## [What the task requires]
Go over each line of the entries below, count those with "text", and give only the count.

── Exercise material

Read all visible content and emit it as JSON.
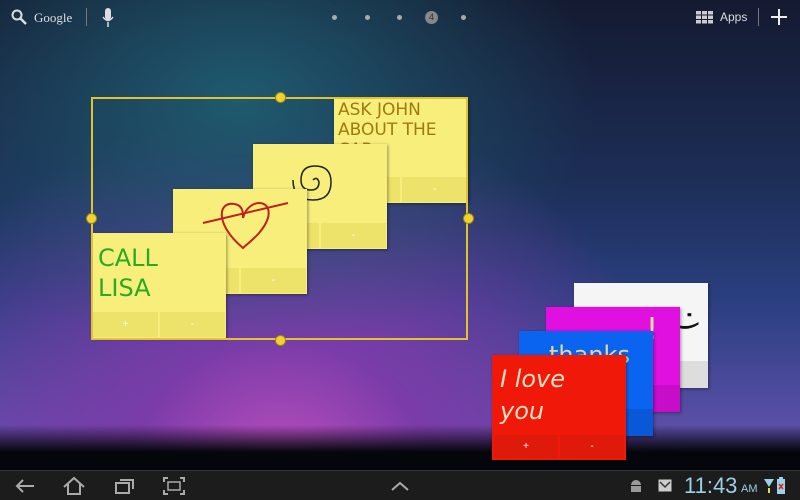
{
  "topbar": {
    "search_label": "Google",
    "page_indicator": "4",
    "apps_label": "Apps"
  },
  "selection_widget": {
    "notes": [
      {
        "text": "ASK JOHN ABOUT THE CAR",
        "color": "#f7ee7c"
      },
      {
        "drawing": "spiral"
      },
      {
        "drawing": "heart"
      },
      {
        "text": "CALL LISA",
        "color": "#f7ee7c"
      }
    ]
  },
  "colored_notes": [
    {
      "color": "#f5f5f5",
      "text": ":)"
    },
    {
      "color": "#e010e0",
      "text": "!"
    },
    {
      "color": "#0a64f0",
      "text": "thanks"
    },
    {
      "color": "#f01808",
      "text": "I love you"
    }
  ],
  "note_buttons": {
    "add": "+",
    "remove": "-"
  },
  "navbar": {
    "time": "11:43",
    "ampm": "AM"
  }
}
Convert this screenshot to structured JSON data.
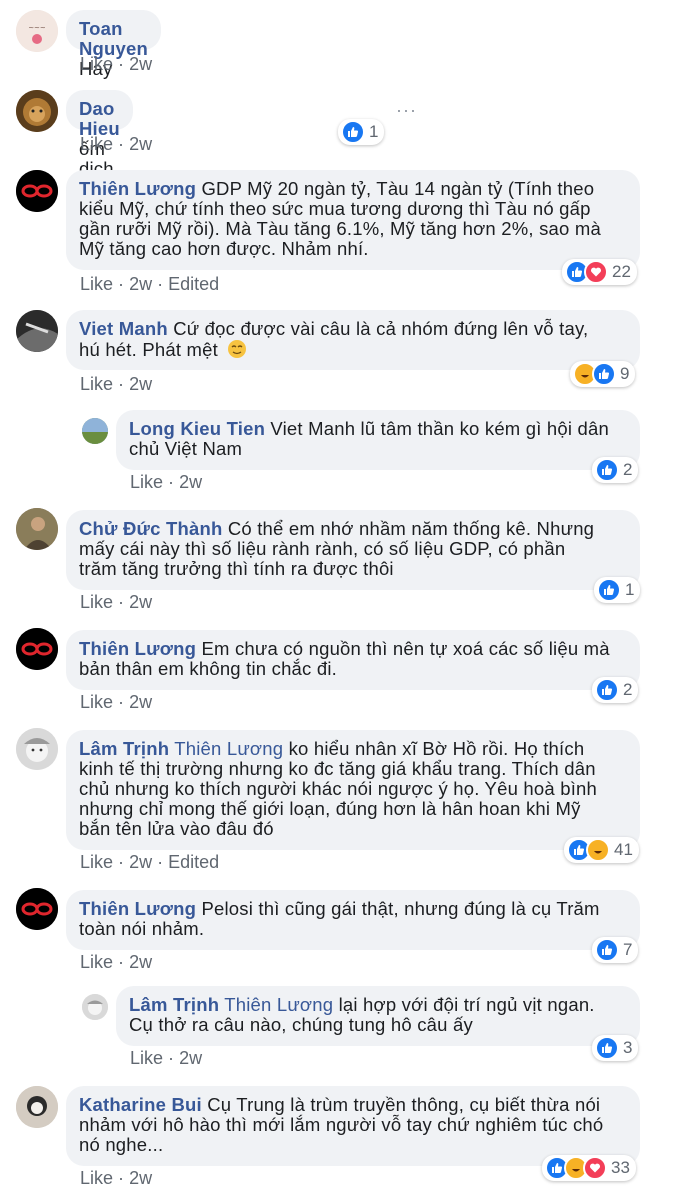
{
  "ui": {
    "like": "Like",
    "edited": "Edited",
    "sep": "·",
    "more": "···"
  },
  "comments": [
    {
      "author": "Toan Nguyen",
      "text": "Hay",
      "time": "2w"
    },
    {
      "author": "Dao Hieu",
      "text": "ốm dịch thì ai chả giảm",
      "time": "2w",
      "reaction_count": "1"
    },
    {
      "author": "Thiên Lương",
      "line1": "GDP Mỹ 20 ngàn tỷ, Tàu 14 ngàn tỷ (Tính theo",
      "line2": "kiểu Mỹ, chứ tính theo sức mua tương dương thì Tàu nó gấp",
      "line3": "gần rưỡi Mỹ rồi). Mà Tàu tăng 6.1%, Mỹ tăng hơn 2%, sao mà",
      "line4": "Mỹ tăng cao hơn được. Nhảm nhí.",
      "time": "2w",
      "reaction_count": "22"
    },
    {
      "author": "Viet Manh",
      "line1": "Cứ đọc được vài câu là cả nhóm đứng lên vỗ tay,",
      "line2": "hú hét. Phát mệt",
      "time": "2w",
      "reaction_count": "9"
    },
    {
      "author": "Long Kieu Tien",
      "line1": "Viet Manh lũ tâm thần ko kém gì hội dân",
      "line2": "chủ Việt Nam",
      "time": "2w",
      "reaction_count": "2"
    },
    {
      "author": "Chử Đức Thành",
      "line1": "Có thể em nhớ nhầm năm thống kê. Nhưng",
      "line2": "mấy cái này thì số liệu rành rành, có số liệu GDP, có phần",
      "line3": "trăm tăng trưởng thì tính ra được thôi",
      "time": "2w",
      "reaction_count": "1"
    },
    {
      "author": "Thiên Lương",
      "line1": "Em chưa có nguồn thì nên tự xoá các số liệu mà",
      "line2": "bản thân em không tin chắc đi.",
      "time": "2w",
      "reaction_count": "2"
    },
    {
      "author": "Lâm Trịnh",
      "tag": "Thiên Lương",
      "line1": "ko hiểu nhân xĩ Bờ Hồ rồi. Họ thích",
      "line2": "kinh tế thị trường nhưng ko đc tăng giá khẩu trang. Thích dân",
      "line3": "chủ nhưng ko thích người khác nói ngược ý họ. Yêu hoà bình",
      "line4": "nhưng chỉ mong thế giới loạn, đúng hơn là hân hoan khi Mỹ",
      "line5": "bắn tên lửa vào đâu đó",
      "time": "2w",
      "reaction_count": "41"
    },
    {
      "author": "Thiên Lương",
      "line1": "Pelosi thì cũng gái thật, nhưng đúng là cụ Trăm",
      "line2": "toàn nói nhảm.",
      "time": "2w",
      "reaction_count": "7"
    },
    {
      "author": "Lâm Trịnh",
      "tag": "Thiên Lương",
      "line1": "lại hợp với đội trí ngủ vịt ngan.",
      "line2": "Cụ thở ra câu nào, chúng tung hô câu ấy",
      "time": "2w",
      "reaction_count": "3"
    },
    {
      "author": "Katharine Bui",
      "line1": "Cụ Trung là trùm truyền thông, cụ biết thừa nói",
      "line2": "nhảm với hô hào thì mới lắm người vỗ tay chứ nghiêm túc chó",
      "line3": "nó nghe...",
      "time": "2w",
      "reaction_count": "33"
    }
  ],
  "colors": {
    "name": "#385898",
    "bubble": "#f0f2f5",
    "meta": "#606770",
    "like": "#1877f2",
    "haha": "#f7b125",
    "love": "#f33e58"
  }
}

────

## [Reply]
8